- Opening Delimiter -

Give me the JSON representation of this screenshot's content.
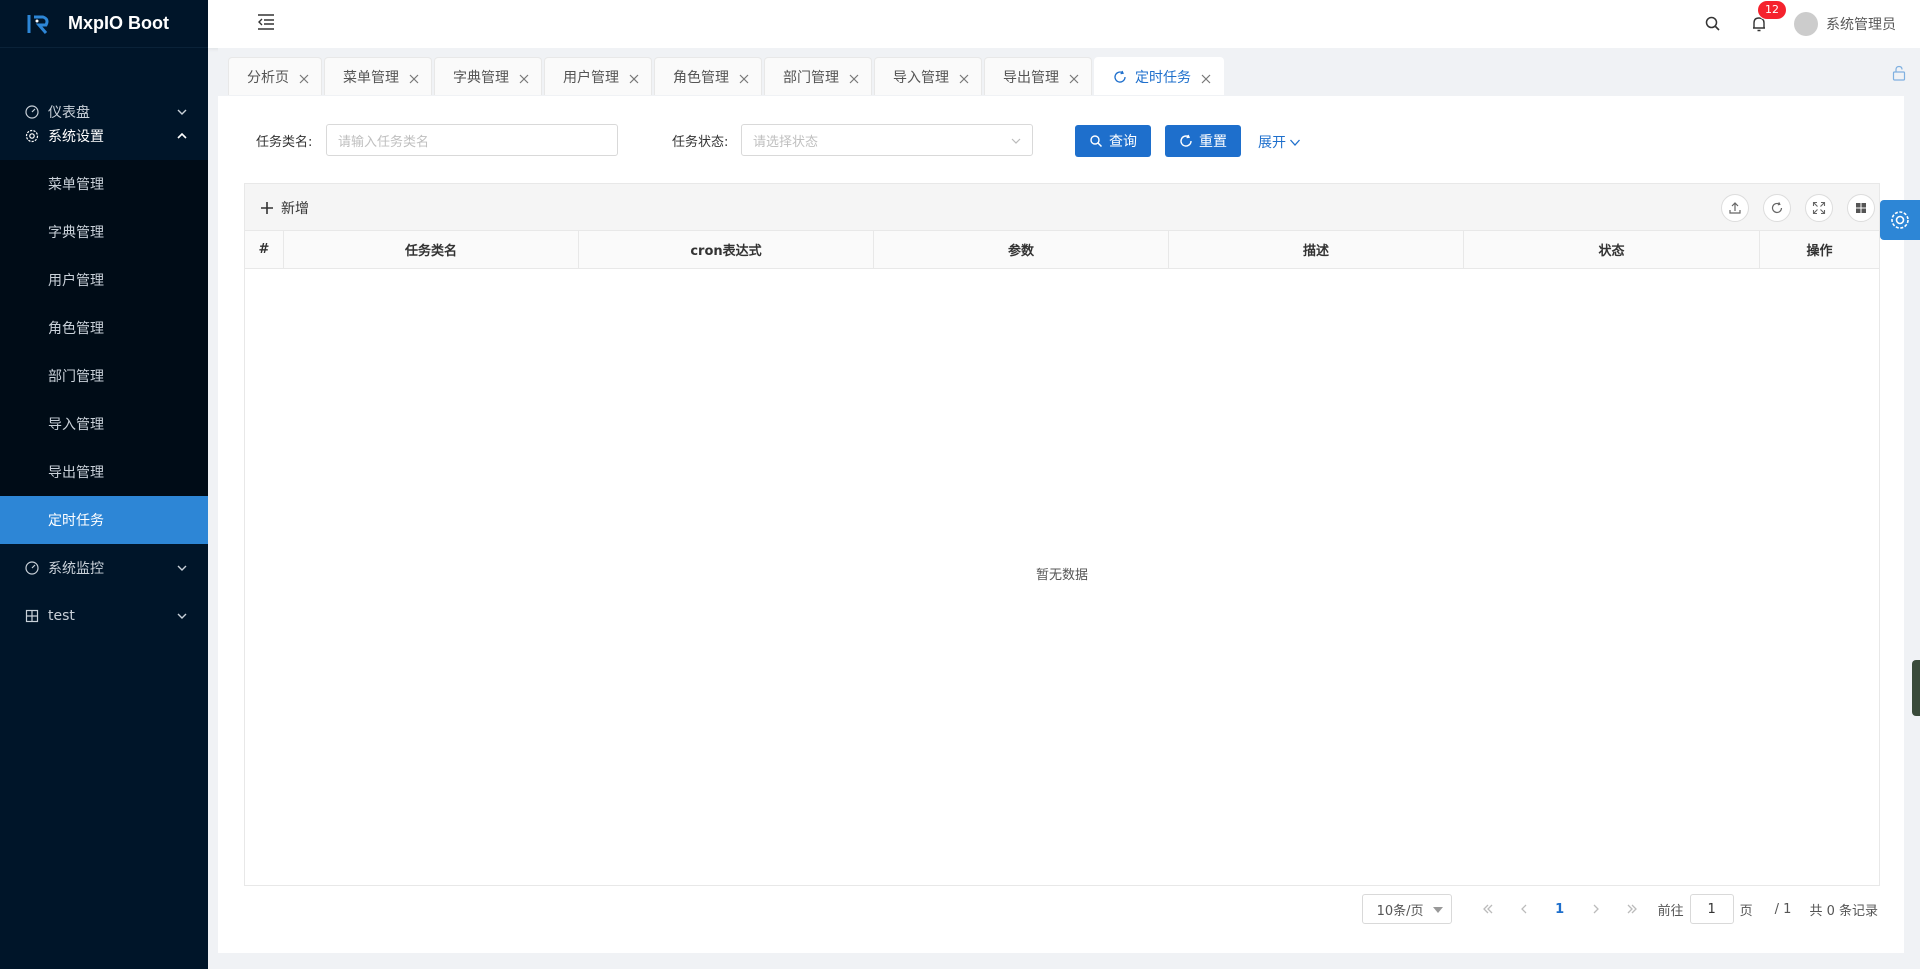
{
  "app": {
    "title": "MxpIO Boot"
  },
  "sidebar": {
    "items": [
      {
        "label": "仪表盘",
        "icon": "dashboard-icon",
        "expanded": false
      },
      {
        "label": "系统设置",
        "icon": "gear-icon",
        "expanded": true,
        "children": [
          "菜单管理",
          "字典管理",
          "用户管理",
          "角色管理",
          "部门管理",
          "导入管理",
          "导出管理",
          "定时任务"
        ],
        "active_child": "定时任务"
      },
      {
        "label": "系统监控",
        "icon": "dashboard-icon",
        "expanded": false
      },
      {
        "label": "test",
        "icon": "table-icon",
        "expanded": false
      }
    ]
  },
  "header": {
    "notification_count": "12",
    "username": "系统管理员"
  },
  "tabs": [
    "分析页",
    "菜单管理",
    "字典管理",
    "用户管理",
    "角色管理",
    "部门管理",
    "导入管理",
    "导出管理",
    "定时任务"
  ],
  "active_tab": "定时任务",
  "search": {
    "task_class_label": "任务类名",
    "task_class_placeholder": "请输入任务类名",
    "task_status_label": "任务状态",
    "task_status_placeholder": "请选择状态",
    "query_button": "查询",
    "reset_button": "重置",
    "expand_link": "展开"
  },
  "table": {
    "add_button": "新增",
    "columns": [
      "#",
      "任务类名",
      "cron表达式",
      "参数",
      "描述",
      "状态",
      "操作"
    ],
    "rows": [],
    "empty_text": "暂无数据"
  },
  "pagination": {
    "page_size": "10条/页",
    "current_page": "1",
    "goto_label": "前往",
    "goto_value": "1",
    "page_unit": "页",
    "total_pages": "/ 1",
    "total_records": "共 0 条记录"
  },
  "colors": {
    "sidebar_bg": "#001529",
    "accent": "#2d86d6",
    "primary": "#1e6fcc",
    "badge": "#f5222d"
  }
}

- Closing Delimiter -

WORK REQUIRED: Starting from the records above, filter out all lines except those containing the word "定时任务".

SOLUTION FOR THIS PROBLEM:
          "定时任务"
        "active_child": "定时任务"
    "定时任务"
  "active_tab": "定时任务",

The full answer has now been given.